» ASSIGNED TASK: Identify all lines in the listing that include the word "views", and copy them out.

■ ■ ■ ■ ■

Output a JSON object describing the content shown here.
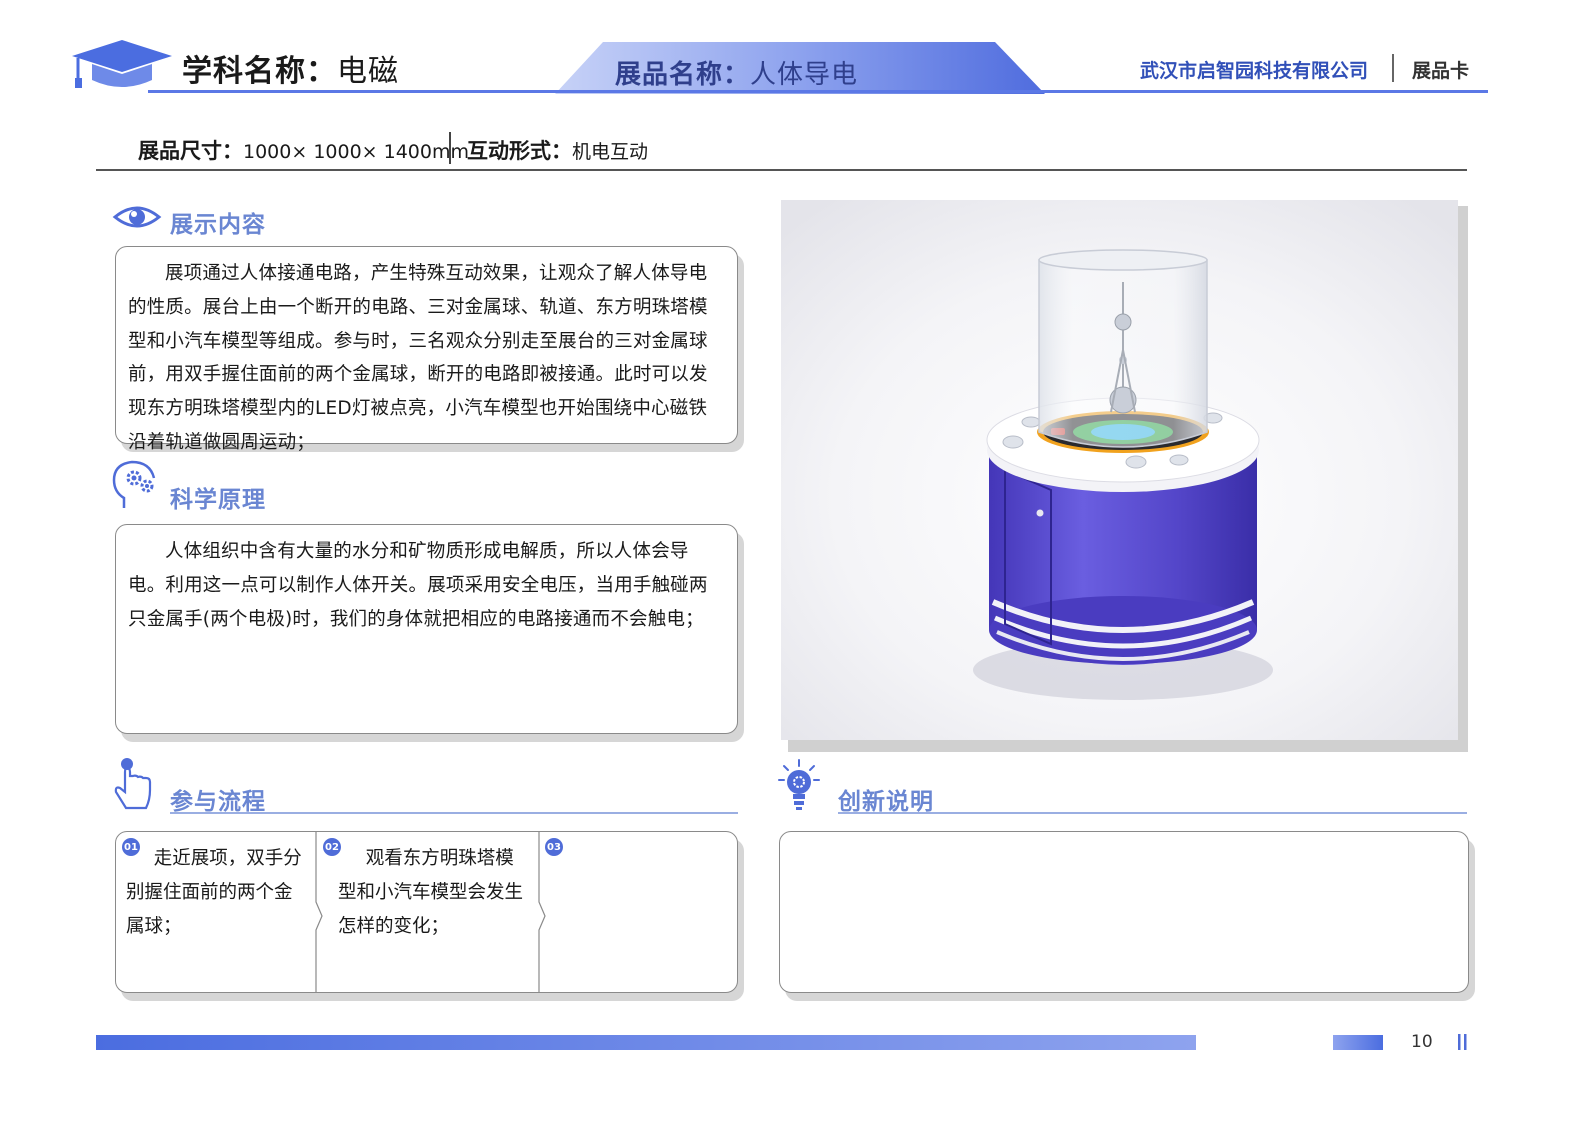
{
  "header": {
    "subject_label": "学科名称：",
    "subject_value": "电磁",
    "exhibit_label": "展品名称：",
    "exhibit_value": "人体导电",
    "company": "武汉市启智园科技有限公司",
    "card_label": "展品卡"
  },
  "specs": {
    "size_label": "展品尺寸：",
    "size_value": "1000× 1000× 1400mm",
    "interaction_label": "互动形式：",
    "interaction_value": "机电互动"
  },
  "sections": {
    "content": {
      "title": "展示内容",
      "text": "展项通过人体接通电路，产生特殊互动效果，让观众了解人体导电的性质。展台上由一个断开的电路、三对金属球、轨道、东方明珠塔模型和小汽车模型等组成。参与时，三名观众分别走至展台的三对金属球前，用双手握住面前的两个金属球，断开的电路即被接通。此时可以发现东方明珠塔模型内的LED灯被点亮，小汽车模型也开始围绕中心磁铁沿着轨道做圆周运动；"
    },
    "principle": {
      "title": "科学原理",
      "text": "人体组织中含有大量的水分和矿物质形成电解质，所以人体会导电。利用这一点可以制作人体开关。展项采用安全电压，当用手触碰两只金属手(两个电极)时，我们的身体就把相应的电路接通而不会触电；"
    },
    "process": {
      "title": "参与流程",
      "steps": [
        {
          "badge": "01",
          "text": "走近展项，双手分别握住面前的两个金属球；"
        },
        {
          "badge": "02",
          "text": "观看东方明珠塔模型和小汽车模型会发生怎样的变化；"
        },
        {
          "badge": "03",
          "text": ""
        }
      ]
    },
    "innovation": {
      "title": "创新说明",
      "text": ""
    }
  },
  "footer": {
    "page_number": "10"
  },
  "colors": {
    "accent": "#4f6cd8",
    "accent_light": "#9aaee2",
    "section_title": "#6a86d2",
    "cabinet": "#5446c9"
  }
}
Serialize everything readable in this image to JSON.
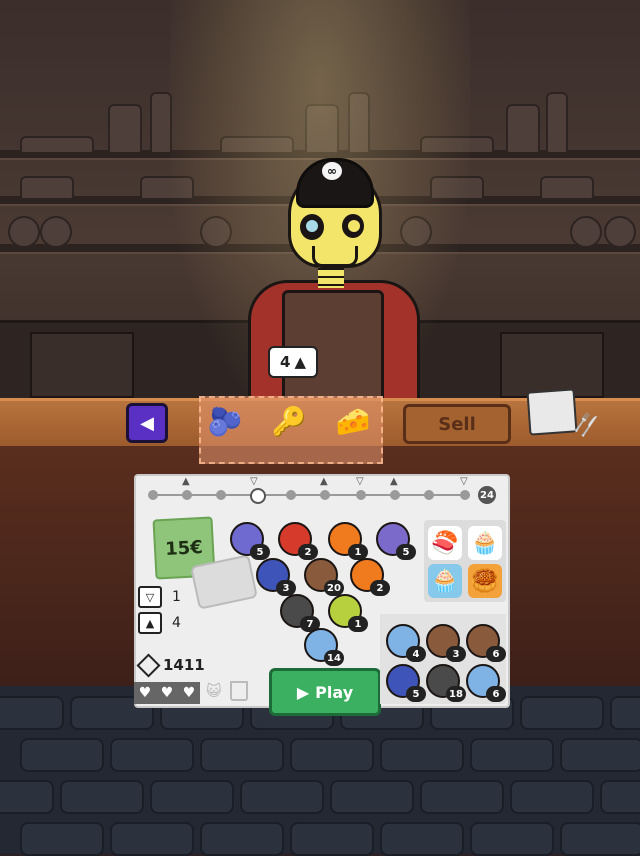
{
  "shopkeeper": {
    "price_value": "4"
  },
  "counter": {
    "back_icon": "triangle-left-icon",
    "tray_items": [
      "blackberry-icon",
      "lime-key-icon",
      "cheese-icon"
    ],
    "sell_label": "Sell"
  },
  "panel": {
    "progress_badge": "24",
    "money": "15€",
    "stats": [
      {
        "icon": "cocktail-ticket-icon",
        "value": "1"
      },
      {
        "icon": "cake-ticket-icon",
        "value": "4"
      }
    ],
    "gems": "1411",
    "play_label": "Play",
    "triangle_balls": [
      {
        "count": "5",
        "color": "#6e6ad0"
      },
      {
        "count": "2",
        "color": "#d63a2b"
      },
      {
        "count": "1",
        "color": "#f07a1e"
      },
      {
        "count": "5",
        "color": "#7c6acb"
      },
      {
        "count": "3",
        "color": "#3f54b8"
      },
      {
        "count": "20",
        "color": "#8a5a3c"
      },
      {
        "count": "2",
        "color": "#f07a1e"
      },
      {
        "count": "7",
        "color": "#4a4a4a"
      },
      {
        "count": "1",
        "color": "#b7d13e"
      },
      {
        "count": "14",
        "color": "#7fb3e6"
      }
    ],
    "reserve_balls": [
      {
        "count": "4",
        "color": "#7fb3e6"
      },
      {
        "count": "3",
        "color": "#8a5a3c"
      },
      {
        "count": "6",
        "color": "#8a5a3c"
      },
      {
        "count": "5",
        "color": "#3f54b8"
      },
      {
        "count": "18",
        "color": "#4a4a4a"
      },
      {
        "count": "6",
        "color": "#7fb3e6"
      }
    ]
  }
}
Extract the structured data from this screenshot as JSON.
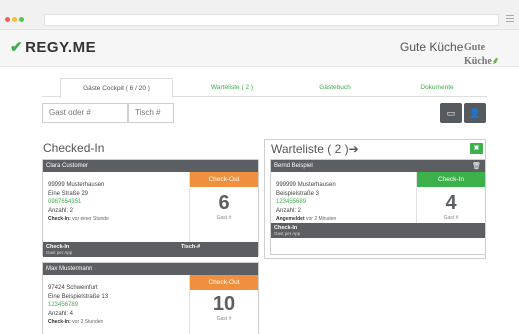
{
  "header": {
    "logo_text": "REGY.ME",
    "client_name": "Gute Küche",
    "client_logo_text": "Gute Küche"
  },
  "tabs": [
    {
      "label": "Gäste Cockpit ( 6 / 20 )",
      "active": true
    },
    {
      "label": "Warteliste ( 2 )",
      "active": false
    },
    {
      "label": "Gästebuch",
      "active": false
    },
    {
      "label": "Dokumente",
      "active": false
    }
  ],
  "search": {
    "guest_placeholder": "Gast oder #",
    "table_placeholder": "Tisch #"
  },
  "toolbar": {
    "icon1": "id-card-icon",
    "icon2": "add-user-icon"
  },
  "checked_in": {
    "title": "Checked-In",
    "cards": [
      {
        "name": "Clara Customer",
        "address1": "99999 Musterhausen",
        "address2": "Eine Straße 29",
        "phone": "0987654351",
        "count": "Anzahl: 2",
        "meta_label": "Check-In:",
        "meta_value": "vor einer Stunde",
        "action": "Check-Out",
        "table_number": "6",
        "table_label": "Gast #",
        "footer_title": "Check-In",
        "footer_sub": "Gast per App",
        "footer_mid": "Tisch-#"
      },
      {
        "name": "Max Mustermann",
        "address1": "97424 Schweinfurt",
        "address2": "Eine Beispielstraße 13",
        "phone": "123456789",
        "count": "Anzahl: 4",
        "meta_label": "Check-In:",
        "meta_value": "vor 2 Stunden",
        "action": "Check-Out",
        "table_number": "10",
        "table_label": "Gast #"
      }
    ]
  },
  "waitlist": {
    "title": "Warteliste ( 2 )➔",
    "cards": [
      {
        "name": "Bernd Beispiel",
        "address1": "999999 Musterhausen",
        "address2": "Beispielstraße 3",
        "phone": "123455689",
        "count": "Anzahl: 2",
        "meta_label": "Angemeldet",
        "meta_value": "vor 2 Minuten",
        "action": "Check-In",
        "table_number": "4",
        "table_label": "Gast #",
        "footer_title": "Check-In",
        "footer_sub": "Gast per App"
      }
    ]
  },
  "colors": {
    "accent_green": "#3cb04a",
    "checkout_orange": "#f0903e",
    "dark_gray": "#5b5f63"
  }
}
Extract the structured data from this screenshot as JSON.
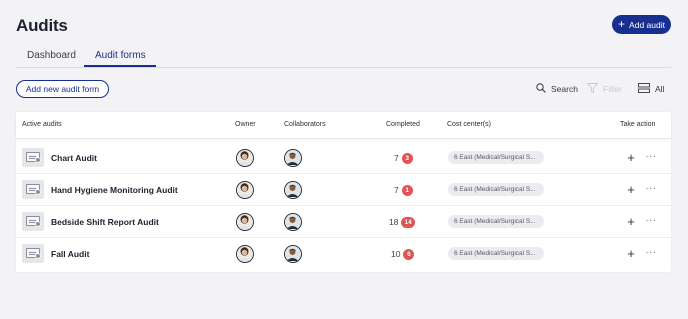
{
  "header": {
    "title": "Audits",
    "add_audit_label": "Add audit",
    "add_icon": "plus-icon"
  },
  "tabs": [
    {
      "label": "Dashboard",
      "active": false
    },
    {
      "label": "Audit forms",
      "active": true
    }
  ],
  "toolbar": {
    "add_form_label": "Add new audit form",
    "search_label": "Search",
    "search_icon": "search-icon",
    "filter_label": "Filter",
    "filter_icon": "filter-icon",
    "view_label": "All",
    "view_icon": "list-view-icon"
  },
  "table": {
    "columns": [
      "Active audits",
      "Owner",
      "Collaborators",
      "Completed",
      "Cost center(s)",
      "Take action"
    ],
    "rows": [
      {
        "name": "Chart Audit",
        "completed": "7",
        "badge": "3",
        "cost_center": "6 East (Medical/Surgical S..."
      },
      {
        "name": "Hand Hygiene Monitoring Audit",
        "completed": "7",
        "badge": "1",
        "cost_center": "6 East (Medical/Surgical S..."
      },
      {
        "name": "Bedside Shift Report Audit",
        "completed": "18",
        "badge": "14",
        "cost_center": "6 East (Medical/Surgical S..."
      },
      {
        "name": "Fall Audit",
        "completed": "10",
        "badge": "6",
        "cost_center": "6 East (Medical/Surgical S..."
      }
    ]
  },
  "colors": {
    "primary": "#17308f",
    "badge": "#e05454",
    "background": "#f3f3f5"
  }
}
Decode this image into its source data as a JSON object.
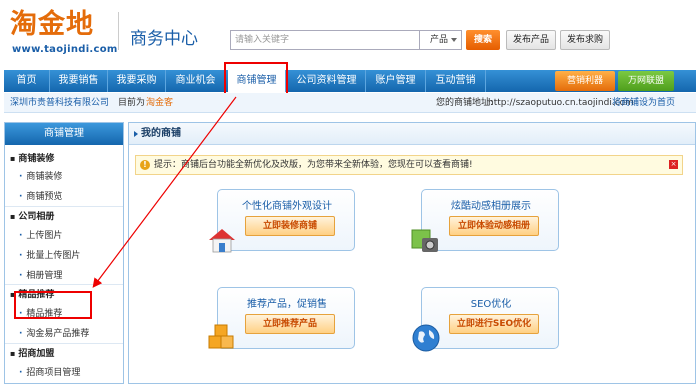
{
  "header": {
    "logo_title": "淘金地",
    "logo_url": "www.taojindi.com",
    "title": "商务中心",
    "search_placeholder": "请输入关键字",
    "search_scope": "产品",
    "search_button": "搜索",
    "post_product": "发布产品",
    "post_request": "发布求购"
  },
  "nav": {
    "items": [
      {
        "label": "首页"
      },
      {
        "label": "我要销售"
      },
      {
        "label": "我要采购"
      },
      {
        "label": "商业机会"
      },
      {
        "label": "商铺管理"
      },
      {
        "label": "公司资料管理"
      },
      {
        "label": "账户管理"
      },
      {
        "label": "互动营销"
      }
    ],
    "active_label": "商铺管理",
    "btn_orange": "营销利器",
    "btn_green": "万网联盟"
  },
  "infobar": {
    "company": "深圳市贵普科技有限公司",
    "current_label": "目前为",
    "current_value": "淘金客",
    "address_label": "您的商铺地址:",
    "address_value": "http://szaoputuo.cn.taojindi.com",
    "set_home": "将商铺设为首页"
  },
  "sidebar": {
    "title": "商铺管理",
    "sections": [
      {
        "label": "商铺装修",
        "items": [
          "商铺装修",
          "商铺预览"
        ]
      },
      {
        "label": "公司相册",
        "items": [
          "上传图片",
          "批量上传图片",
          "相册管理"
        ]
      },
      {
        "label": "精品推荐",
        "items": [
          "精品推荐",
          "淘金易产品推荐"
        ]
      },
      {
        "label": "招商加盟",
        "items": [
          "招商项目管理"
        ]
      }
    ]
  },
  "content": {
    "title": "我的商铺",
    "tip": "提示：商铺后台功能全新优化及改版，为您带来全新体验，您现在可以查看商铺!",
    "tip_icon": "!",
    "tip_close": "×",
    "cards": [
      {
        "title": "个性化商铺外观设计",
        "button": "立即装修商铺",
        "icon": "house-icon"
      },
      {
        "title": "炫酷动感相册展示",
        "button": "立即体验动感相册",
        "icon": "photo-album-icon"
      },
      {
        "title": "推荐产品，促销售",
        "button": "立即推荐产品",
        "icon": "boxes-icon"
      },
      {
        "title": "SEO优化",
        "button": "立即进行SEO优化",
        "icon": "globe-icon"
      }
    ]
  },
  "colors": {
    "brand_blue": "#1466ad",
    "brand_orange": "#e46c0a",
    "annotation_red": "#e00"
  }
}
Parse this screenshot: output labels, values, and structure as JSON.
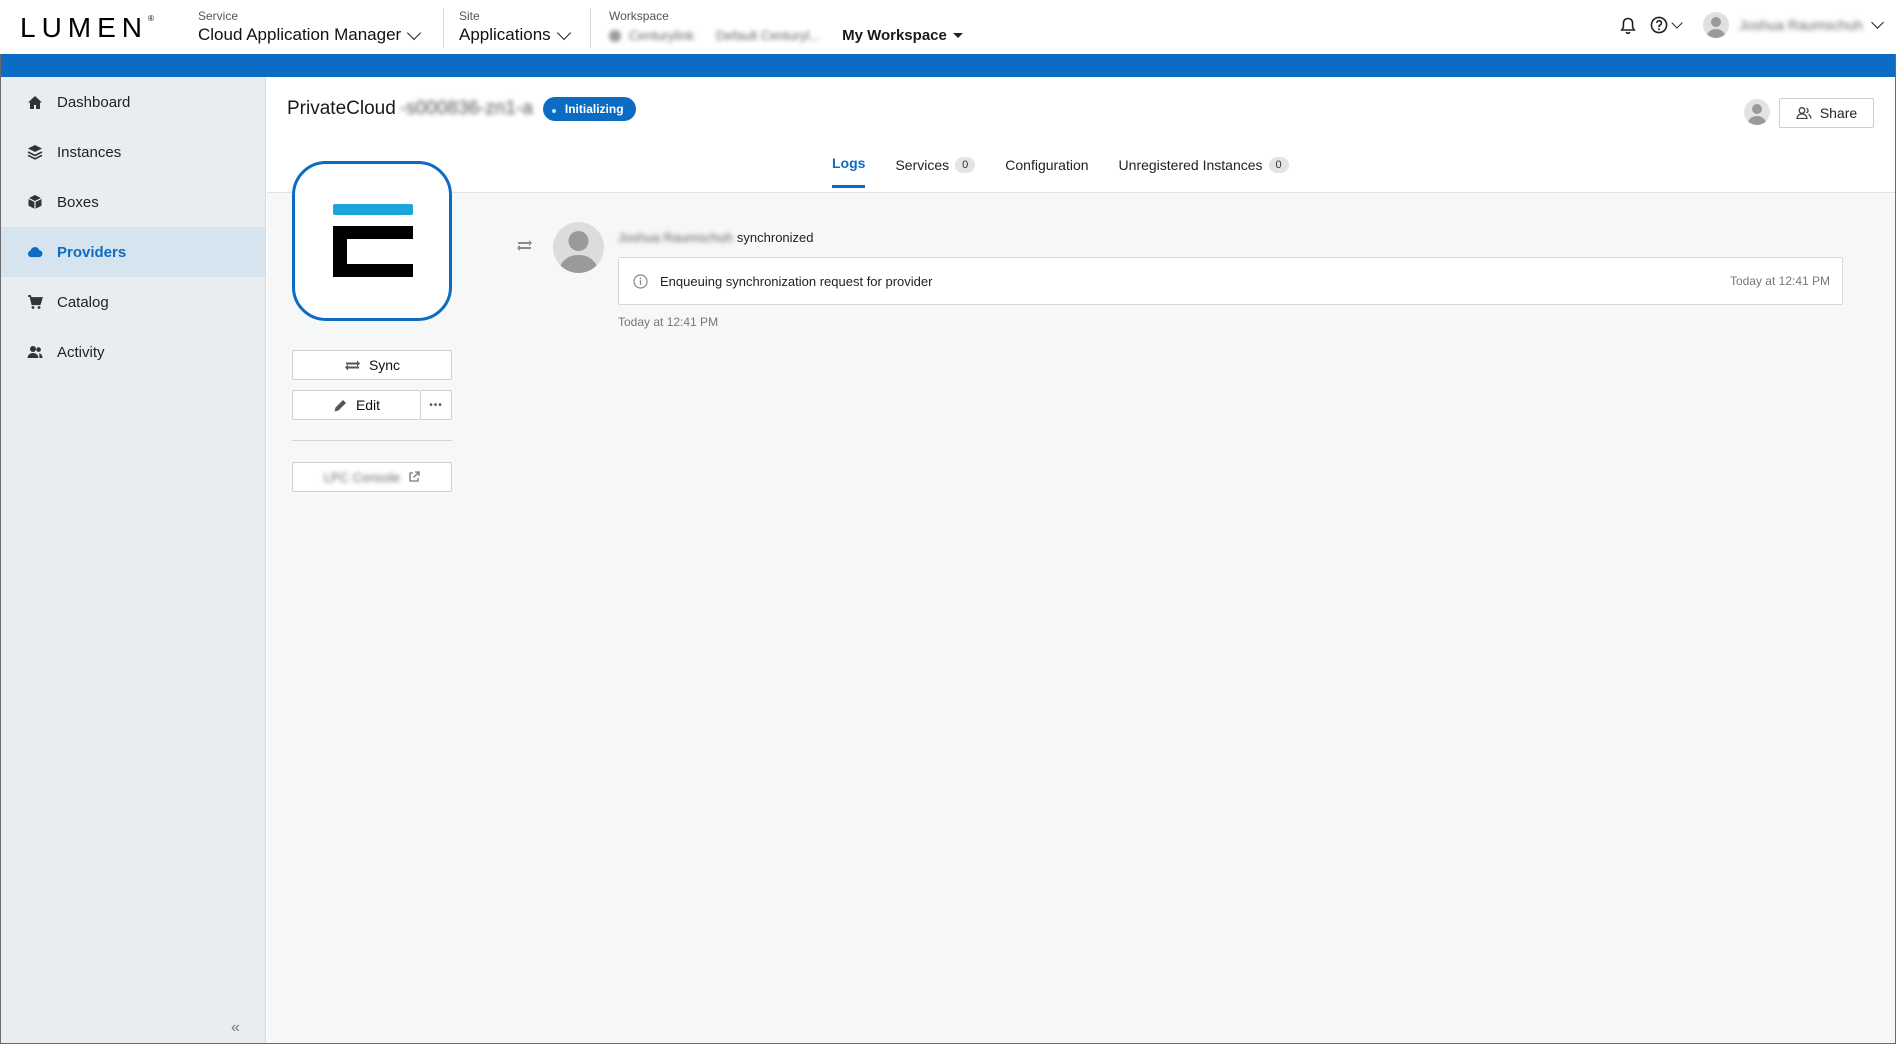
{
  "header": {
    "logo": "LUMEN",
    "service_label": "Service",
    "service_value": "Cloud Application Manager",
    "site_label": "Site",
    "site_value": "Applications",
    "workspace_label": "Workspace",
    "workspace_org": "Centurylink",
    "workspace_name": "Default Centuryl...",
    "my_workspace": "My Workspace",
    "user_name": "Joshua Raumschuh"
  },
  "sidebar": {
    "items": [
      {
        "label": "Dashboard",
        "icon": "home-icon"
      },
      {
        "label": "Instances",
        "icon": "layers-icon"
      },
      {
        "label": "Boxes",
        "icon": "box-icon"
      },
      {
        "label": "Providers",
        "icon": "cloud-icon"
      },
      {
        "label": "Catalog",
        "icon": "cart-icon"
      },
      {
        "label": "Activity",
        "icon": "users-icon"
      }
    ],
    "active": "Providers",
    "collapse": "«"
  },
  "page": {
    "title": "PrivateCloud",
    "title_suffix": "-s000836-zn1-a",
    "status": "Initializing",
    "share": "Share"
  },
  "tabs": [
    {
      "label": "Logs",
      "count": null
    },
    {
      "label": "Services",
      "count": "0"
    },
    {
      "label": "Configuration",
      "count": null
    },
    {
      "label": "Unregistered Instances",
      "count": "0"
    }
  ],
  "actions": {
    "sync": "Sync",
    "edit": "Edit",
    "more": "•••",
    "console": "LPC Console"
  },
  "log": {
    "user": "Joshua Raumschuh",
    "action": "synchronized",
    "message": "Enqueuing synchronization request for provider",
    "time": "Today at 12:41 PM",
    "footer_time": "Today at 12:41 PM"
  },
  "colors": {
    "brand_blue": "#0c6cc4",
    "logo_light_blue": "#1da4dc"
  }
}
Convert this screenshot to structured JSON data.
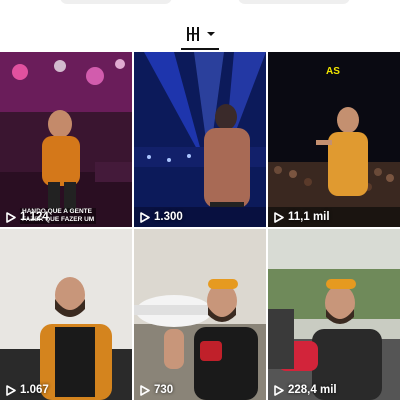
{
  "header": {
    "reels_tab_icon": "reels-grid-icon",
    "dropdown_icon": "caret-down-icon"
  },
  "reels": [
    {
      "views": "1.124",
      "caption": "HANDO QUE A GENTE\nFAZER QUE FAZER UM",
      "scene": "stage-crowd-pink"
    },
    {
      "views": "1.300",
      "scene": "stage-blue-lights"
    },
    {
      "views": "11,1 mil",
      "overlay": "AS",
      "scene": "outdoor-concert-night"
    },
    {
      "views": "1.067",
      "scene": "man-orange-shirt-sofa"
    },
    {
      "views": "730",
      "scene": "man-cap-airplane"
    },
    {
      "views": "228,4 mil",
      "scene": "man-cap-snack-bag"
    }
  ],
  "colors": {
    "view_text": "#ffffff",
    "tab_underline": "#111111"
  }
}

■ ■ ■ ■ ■

» RESULT FOR THIS EXERCISE:
      "views": "1.124",
      "views": "1.300",
      "views": "11,1 mil",
      "views": "1.067",
      "views": "730",
      "views": "228,4 mil",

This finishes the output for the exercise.